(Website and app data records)
□ □ □ □
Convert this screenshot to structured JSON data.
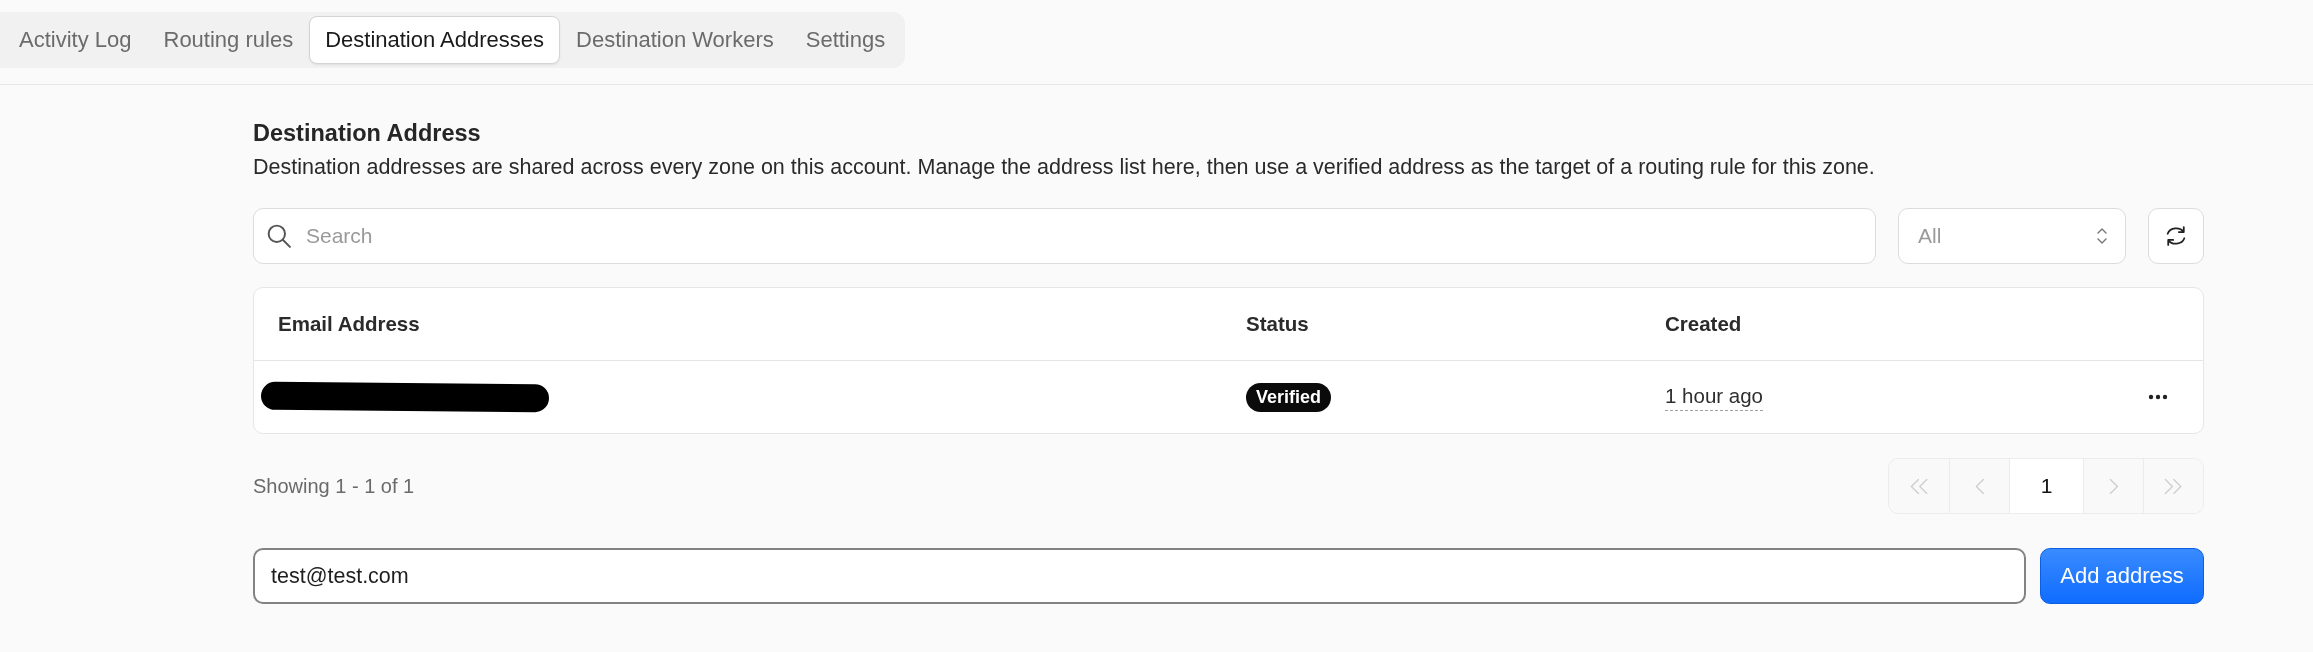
{
  "tabs": [
    {
      "label": "Activity Log",
      "selected": false
    },
    {
      "label": "Routing rules",
      "selected": false
    },
    {
      "label": "Destination Addresses",
      "selected": true
    },
    {
      "label": "Destination Workers",
      "selected": false
    },
    {
      "label": "Settings",
      "selected": false
    }
  ],
  "section": {
    "title": "Destination Address",
    "description": "Destination addresses are shared across every zone on this account. Manage the address list here, then use a verified address as the target of a routing rule for this zone."
  },
  "search": {
    "placeholder": "Search"
  },
  "status_filter": {
    "value": "All"
  },
  "table": {
    "columns": [
      "Email Address",
      "Status",
      "Created"
    ],
    "rows": [
      {
        "email_redacted": true,
        "status": "Verified",
        "created": "1 hour ago"
      }
    ]
  },
  "pagination": {
    "summary": "Showing 1 - 1 of 1",
    "first": {
      "disabled": true
    },
    "previous": {
      "disabled": true
    },
    "pages": [
      {
        "label": "1",
        "selected": true
      }
    ],
    "next": {
      "disabled": true
    },
    "last": {
      "disabled": true
    }
  },
  "add_form": {
    "value": "test@test.com",
    "button": "Add address"
  }
}
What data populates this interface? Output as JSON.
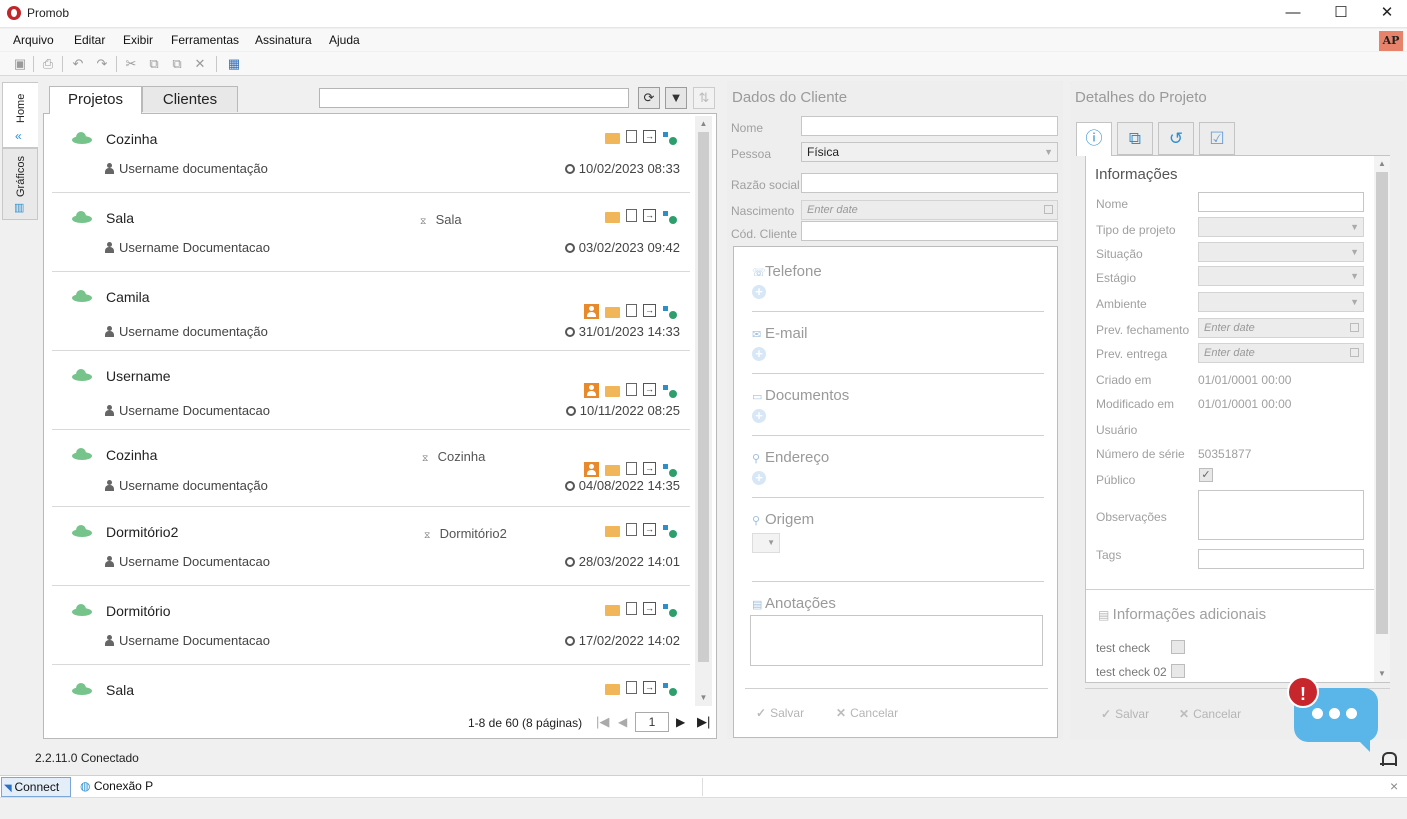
{
  "window": {
    "title": "Promob",
    "minimize": "—",
    "maximize": "☐",
    "close": "✕"
  },
  "menu": [
    "Arquivo",
    "Editar",
    "Exibir",
    "Ferramentas",
    "Assinatura",
    "Ajuda"
  ],
  "account": {
    "initials": "AP"
  },
  "toolbar": {
    "icons": [
      "save-icon",
      "print-icon",
      "undo-icon",
      "redo-icon",
      "cut-icon",
      "copy-icon",
      "paste-icon",
      "delete-icon",
      "layout-icon"
    ],
    "glyphs": [
      "▣",
      "⎙",
      "↶",
      "↷",
      "✂",
      "⧉",
      "⧉",
      "✕",
      "▦"
    ]
  },
  "side_tabs": {
    "home": "Home",
    "graficos": "Gráficos"
  },
  "left_panel": {
    "tabs": [
      "Projetos",
      "Clientes"
    ],
    "search_value": "",
    "refresh_glyph": "⟳",
    "filter_glyph": "▼",
    "sort_glyph": "⇅",
    "projects": [
      {
        "name": "Cozinha",
        "environment": "",
        "user": "Username documentação",
        "date": "10/02/2023 08:33",
        "has_client": false
      },
      {
        "name": "Sala",
        "environment": "Sala",
        "user": "Username Documentacao",
        "date": "03/02/2023 09:42",
        "has_client": false
      },
      {
        "name": "Camila",
        "environment": "",
        "user": "Username documentação",
        "date": "31/01/2023 14:33",
        "has_client": true
      },
      {
        "name": "Username",
        "environment": "",
        "user": "Username Documentacao",
        "date": "10/11/2022 08:25",
        "has_client": true
      },
      {
        "name": "Cozinha",
        "environment": "Cozinha",
        "user": "Username documentação",
        "date": "04/08/2022 14:35",
        "has_client": true
      },
      {
        "name": "Dormitório2",
        "environment": "Dormitório2",
        "user": "Username Documentacao",
        "date": "28/03/2022 14:01",
        "has_client": false
      },
      {
        "name": "Dormitório",
        "environment": "",
        "user": "Username Documentacao",
        "date": "17/02/2022 14:02",
        "has_client": false
      },
      {
        "name": "Sala",
        "environment": "",
        "user": "",
        "date": "",
        "has_client": false
      }
    ],
    "pager": {
      "summary": "1-8 de 60 (8 páginas)",
      "current_page": "1",
      "first": "|◀",
      "prev": "◀",
      "next": "▶",
      "last": "▶|"
    }
  },
  "client_panel": {
    "title": "Dados do Cliente",
    "fields": {
      "nome": "Nome",
      "pessoa": "Pessoa",
      "pessoa_value": "Física",
      "razao": "Razão social",
      "nascimento": "Nascimento",
      "nascimento_placeholder": "Enter date",
      "cod": "Cód. Cliente"
    },
    "sections": {
      "telefone": "Telefone",
      "email": "E-mail",
      "documentos": "Documentos",
      "endereco": "Endereço",
      "origem": "Origem",
      "anotacoes": "Anotações"
    },
    "save": "Salvar",
    "cancel": "Cancelar"
  },
  "project_panel": {
    "title": "Detalhes do Projeto",
    "tabs": [
      "info-icon",
      "tree-icon",
      "history-icon",
      "checklist-icon"
    ],
    "tab_glyphs": [
      "ⓘ",
      "⧉",
      "↺",
      "☑"
    ],
    "section_title": "Informações",
    "labels": {
      "nome": "Nome",
      "tipo": "Tipo de projeto",
      "situacao": "Situação",
      "estagio": "Estágio",
      "ambiente": "Ambiente",
      "prev_fech": "Prev. fechamento",
      "prev_entrega": "Prev. entrega",
      "criado": "Criado em",
      "modificado": "Modificado em",
      "usuario": "Usuário",
      "serie": "Número de série",
      "publico": "Público",
      "observacoes": "Observações",
      "tags": "Tags"
    },
    "values": {
      "date_placeholder": "Enter date",
      "criado": "01/01/0001 00:00",
      "modificado": "01/01/0001 00:00",
      "serie": "50351877",
      "publico_checked": "✓"
    },
    "additional_title": "Informações adicionais",
    "checks": [
      "test check",
      "test check 02"
    ],
    "save": "Salvar",
    "cancel": "Cancelar"
  },
  "status": {
    "text": "2.2.11.0 Conectado"
  },
  "bottom": {
    "connect": "Connect",
    "conexao": "Conexão P",
    "close": "×"
  },
  "chat_widget": {
    "alert": "!"
  },
  "colors": {
    "accent": "#2d8fd1",
    "cloud": "#76c48c",
    "client_badge": "#e88a2c",
    "folder": "#f2b65a",
    "alert": "#c8262d",
    "chat": "#5ab6e8"
  }
}
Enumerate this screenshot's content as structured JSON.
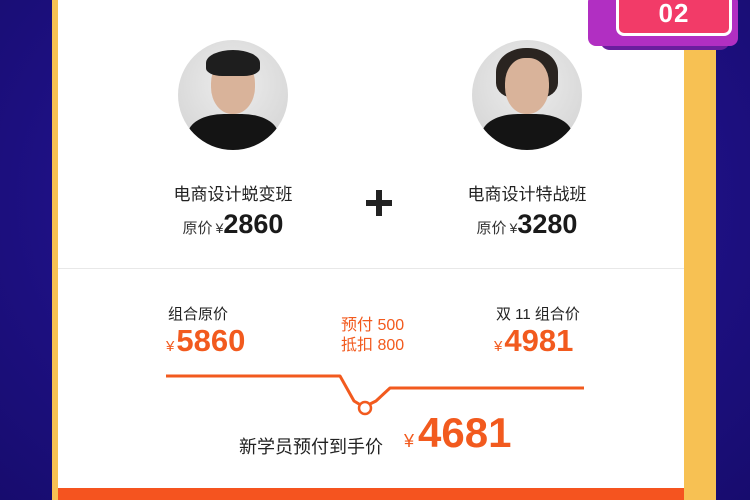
{
  "badge": {
    "number": "02"
  },
  "teachers": [
    {
      "course": "电商设计蜕变班",
      "price_prefix": "原价",
      "currency": "¥",
      "price": "2860"
    },
    {
      "course": "电商设计特战班",
      "price_prefix": "原价",
      "currency": "¥",
      "price": "3280"
    }
  ],
  "plus_icon": "plus-icon",
  "combo": {
    "original_label": "组合原价",
    "original_currency": "¥",
    "original_price": "5860",
    "discount_line1": "预付 500",
    "discount_line2": "抵扣 800",
    "double11_label": "双 11 组合价",
    "double11_currency": "¥",
    "double11_price": "4981"
  },
  "final": {
    "label": "新学员预付到手价",
    "currency": "¥",
    "price": "4681"
  },
  "colors": {
    "background": "#20128a",
    "accent_orange": "#f25a1e",
    "panel_yellow": "#f7c153",
    "badge_pink": "#f23b68",
    "badge_purple": "#b12fc2"
  }
}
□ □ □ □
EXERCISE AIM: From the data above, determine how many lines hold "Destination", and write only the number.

SOLUTION FOR THIS TASK: 4